I’m not really sure how much more I can add to the fine criticism of Time‘s latest cover story about Michelle Rhee, DC’s Chancellor of Education (read: Jim Horn, Dean Shareski, and Chris Lehmann) … but, two things stand out for me (other than being rather annoyed by the glamorization of someone who has clearly not read The No Assh0le Rule:
1) Why are we still fixated on standardized test scores as a measure of teacher capacity? Surely there is enough debate about the validity of such tests, their negative impact on student engagement, and their contribution to passionate teachers fleeing the profession, to suggest a need to find something else. I’m all for accountability measures, but we know that an aggregated summative number doesn’t give us the full picture, either about a student or about the teacher(s) who taught that student. I have first-hand experience in well-meaning teacher merit systems as well as completely flawed teacher evaluation programs. Boiling it down to an autopsy-style test given in March doesn’t tell us how good the teaching was.
Why can’t we consider valid and reliable diagnostic assessments that encourage students, families, and teachers to partner with each other and work on a child’s individual learning needs (perhaps because we would have to give them at the beginning of the school year and spoil the newspapers’ fun of bashing poor-performing schools)? How about using thoughtful teacher evaluation rubrics that encourage educators to self-assess and focus on areas that they feel need improvement (perhaps because it’s more difficult and requires reflection and effort, rather than a spreadsheet)?
2) If it’s about teacher quality, we need to shift our culture to one that appreciates, encourages, and rewards intelligent and passionate young people to enter the education profession. We need high-quality pre-service programs that do not rely on traditional methods courses that segregate disciplines and neglect using current technology to alter the learning environment. We need high-level certification programs for elementary teachers that are willing to be content-area experts; for middle school educators that truly embrace that developmental age group (not just frustrated high school teachers); for secondary teachers that don’t spout information and ask bored teenagers to regurgitate it.

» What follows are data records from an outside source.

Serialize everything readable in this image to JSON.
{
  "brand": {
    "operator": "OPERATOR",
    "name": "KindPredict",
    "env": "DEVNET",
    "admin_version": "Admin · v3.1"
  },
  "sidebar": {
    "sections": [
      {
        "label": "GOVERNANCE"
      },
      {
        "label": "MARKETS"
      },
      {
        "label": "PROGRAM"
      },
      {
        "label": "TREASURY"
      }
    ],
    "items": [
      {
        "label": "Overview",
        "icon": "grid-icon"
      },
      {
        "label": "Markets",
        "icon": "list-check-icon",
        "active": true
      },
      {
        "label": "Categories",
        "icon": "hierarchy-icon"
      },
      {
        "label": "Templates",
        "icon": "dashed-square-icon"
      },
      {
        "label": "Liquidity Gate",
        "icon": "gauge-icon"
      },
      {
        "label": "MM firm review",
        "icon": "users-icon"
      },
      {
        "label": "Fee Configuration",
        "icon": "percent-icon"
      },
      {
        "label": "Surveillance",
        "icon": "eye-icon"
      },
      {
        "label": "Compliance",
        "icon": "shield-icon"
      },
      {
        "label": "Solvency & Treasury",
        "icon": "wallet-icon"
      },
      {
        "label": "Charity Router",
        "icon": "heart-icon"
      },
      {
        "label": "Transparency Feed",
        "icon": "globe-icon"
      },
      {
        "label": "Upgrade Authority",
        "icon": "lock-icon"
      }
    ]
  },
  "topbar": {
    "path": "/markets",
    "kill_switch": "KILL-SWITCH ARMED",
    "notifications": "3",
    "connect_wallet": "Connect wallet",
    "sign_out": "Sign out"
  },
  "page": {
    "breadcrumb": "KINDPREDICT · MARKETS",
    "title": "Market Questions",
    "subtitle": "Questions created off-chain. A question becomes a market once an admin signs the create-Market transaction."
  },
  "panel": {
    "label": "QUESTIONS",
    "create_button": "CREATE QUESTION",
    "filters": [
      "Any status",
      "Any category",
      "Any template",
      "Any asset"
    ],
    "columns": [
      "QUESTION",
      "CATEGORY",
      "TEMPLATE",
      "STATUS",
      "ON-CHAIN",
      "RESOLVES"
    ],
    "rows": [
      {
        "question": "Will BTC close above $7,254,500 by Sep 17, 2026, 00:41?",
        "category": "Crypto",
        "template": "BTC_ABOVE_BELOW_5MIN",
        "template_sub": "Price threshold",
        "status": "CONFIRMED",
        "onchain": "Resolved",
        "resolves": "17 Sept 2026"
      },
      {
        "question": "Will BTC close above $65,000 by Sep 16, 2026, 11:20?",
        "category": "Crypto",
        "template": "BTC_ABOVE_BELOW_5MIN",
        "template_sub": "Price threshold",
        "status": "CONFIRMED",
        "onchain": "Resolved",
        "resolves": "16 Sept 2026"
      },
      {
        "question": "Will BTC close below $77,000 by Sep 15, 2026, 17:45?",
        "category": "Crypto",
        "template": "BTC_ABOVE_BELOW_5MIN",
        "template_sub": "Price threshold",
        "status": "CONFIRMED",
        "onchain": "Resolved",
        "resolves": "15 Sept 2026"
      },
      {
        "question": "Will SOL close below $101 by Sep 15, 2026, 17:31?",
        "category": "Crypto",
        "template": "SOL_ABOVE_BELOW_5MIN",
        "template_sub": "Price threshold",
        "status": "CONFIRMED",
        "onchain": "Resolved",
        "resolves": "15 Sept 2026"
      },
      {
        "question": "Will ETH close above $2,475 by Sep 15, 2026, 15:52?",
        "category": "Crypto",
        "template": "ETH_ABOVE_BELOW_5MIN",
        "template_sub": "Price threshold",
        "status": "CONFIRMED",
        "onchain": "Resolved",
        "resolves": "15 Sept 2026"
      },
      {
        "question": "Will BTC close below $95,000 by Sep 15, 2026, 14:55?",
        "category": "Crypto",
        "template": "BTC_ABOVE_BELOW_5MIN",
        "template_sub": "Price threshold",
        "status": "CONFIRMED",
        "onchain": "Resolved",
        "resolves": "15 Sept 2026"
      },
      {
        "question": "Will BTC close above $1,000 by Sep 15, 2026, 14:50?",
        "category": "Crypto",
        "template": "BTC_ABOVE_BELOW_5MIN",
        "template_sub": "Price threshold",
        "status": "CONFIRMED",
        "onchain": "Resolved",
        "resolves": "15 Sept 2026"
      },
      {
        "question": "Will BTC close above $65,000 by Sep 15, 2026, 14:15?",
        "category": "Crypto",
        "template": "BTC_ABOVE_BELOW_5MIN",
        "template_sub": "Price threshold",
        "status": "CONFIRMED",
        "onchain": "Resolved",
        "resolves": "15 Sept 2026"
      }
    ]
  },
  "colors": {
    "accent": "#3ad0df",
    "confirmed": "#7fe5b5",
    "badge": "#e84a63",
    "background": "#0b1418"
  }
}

Yes, there are plenty of bad teachers out there and we should get rid of them – but who will replace them?